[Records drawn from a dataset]
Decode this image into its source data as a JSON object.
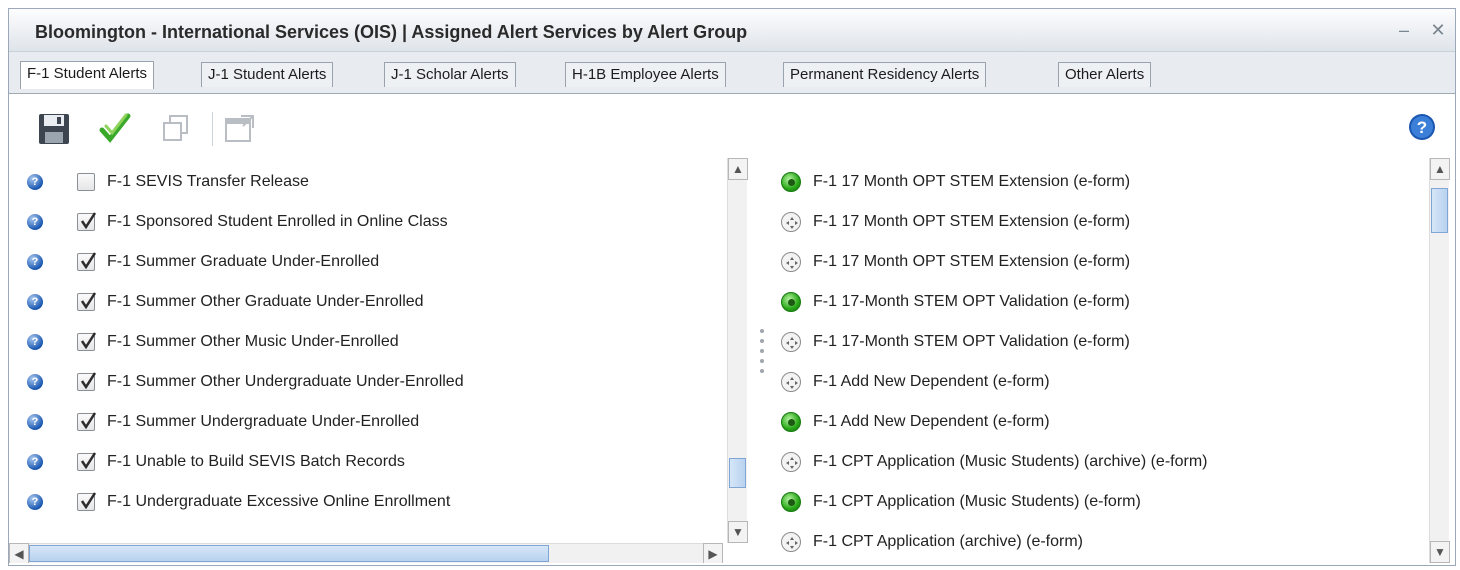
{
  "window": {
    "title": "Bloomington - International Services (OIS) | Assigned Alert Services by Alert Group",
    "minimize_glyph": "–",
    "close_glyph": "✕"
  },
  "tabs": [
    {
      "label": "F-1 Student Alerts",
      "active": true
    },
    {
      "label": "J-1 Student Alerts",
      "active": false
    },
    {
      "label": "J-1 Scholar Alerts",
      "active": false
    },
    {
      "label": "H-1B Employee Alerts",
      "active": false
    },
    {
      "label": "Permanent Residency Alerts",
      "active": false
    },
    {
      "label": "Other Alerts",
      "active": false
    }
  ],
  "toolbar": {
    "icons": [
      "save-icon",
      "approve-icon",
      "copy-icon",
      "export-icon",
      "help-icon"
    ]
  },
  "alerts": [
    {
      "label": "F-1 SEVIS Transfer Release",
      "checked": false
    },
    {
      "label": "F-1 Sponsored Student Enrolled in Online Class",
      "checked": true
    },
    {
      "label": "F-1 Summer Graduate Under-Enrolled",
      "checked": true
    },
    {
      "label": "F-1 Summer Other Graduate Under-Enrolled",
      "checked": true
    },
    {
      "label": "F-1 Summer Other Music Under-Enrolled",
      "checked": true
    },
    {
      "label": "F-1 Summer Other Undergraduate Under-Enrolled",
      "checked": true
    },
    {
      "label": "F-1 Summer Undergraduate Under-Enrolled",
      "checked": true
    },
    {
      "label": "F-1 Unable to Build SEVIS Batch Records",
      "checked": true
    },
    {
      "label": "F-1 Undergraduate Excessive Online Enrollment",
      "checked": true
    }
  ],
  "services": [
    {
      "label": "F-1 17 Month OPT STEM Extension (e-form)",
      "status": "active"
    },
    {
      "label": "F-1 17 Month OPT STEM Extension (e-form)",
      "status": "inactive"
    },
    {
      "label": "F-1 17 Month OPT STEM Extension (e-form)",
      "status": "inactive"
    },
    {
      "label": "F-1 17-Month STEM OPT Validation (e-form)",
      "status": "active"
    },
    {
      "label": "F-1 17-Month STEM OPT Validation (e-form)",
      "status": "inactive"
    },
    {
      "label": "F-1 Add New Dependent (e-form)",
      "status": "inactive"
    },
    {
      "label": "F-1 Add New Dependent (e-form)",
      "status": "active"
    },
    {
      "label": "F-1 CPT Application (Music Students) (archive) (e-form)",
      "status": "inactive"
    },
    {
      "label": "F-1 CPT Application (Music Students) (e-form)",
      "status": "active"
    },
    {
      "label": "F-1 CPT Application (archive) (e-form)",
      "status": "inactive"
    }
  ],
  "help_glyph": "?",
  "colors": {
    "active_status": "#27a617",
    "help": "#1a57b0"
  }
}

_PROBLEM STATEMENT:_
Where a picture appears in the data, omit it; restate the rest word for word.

_ANSWER FOR THIS EXERCISE:_
Decode this image into its source data as a JSON object.
{
  "window": {
    "title": "Bloomington - International Services (OIS) | Assigned Alert Services by Alert Group",
    "minimize_glyph": "–",
    "close_glyph": "✕"
  },
  "tabs": [
    {
      "label": "F-1 Student Alerts",
      "active": true
    },
    {
      "label": "J-1 Student Alerts",
      "active": false
    },
    {
      "label": "J-1 Scholar Alerts",
      "active": false
    },
    {
      "label": "H-1B Employee Alerts",
      "active": false
    },
    {
      "label": "Permanent Residency Alerts",
      "active": false
    },
    {
      "label": "Other Alerts",
      "active": false
    }
  ],
  "toolbar": {
    "icons": [
      "save-icon",
      "approve-icon",
      "copy-icon",
      "export-icon",
      "help-icon"
    ]
  },
  "alerts": [
    {
      "label": "F-1 SEVIS Transfer Release",
      "checked": false
    },
    {
      "label": "F-1 Sponsored Student Enrolled in Online Class",
      "checked": true
    },
    {
      "label": "F-1 Summer Graduate Under-Enrolled",
      "checked": true
    },
    {
      "label": "F-1 Summer Other Graduate Under-Enrolled",
      "checked": true
    },
    {
      "label": "F-1 Summer Other Music Under-Enrolled",
      "checked": true
    },
    {
      "label": "F-1 Summer Other Undergraduate Under-Enrolled",
      "checked": true
    },
    {
      "label": "F-1 Summer Undergraduate Under-Enrolled",
      "checked": true
    },
    {
      "label": "F-1 Unable to Build SEVIS Batch Records",
      "checked": true
    },
    {
      "label": "F-1 Undergraduate Excessive Online Enrollment",
      "checked": true
    }
  ],
  "services": [
    {
      "label": "F-1 17 Month OPT STEM Extension (e-form)",
      "status": "active"
    },
    {
      "label": "F-1 17 Month OPT STEM Extension (e-form)",
      "status": "inactive"
    },
    {
      "label": "F-1 17 Month OPT STEM Extension (e-form)",
      "status": "inactive"
    },
    {
      "label": "F-1 17-Month STEM OPT Validation (e-form)",
      "status": "active"
    },
    {
      "label": "F-1 17-Month STEM OPT Validation (e-form)",
      "status": "inactive"
    },
    {
      "label": "F-1 Add New Dependent (e-form)",
      "status": "inactive"
    },
    {
      "label": "F-1 Add New Dependent (e-form)",
      "status": "active"
    },
    {
      "label": "F-1 CPT Application (Music Students) (archive) (e-form)",
      "status": "inactive"
    },
    {
      "label": "F-1 CPT Application (Music Students) (e-form)",
      "status": "active"
    },
    {
      "label": "F-1 CPT Application (archive) (e-form)",
      "status": "inactive"
    }
  ],
  "help_glyph": "?",
  "colors": {
    "active_status": "#27a617",
    "help": "#1a57b0"
  }
}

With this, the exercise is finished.